The Bennetts always had gardens in their yards and the boys (who went to Hampton Day School and the Ross School before college) participated in the planting and harvesting of the family's vegetables. The Ross School's kitchen and gardens were also an early influence. They credit their success to investing the time, resources, and travel necessary to develop good palates and making the effort to really understand the cuisines they serve at their restaurants. "You get that by experience. You get that by going into those places, doing the research and getting your hands in the dirt," said Daniel.
When they were first starting out, they took the remainder of their paychecks after rent and spent $600 on tasting menus to understand why people thought they were worth it. "I didn't buy clothes or things like that," said Daniel. "We wanted to know what was so special about these menus and how they were different from what we were doing." Jonas concurred, "I was the guy at the omakase restaurant in a dirty T-shirt.
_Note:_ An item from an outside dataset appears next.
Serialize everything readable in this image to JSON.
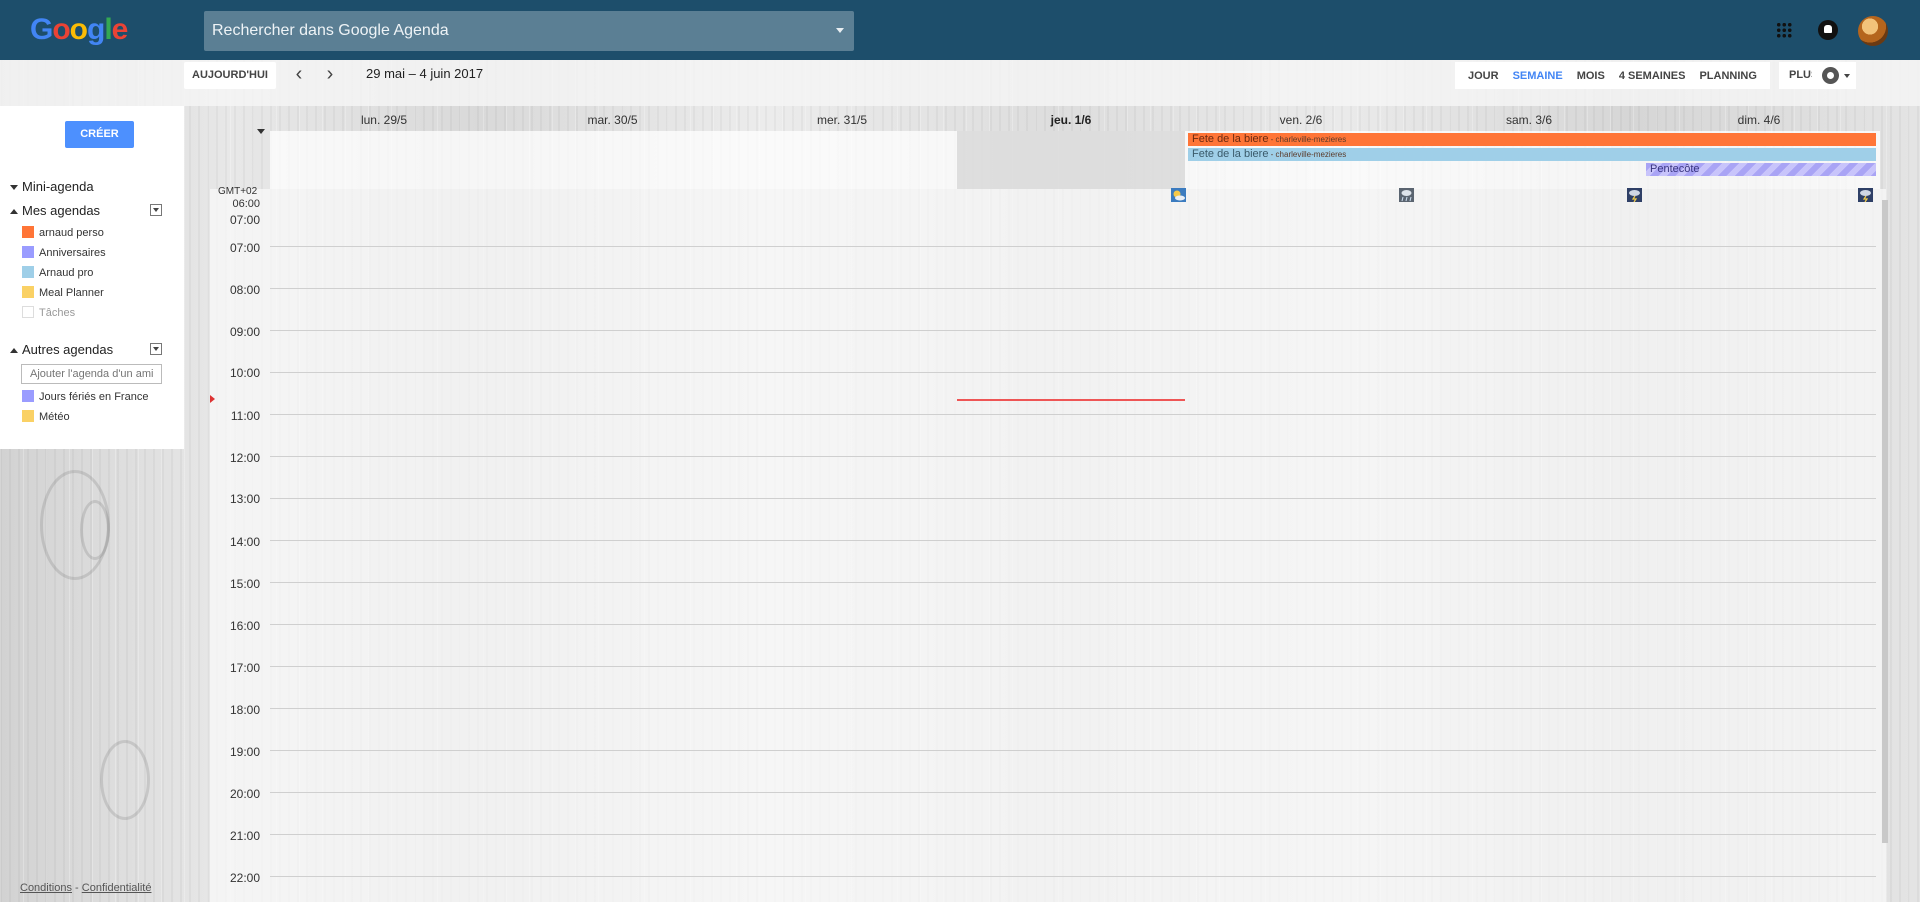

That's what I cared about."
Evan and Jonas had recently returned from Barbados after "cooking with a woman who had been making roti her entire life," Evan said. "She was so gracious and happy that we were so interested in learning her craft. Working in her kitchen was really beneficial to us."
Mimi, a nine-table French restaurant, was received with favorable reviews and inclusion on best restaurant of the year lists. Babs, with 60 to 70 seats including an outdoor area, opened with a more eclectic menu. It built on the success of Mimi and received two and a half stars from The New York Times in October of 2019. Due to Covid, however, they found themselves closing and opening the restaurant four times in two years.
"Both of them are still open and working right now," Evan said. "That's a blessing. So, we made it through that." After the executive chef, who worked in both restaurants, moved upstate during Covid, Evan and Jonas took over the kitchens. But Jonas will focus on Doubles once it opens. They will also have a director of operations here and each brother will alternate weeks between here and the city.
Although there have been some delays with supply chain issues and the like, Doubles will be open by July 4th weekend. "Every day is a new day and we're working it out," said Daniel. No matter what, they plan to have at least the pickup window functioning by then. The store will be open daily, from 9:30 a.m. to 8 p.m.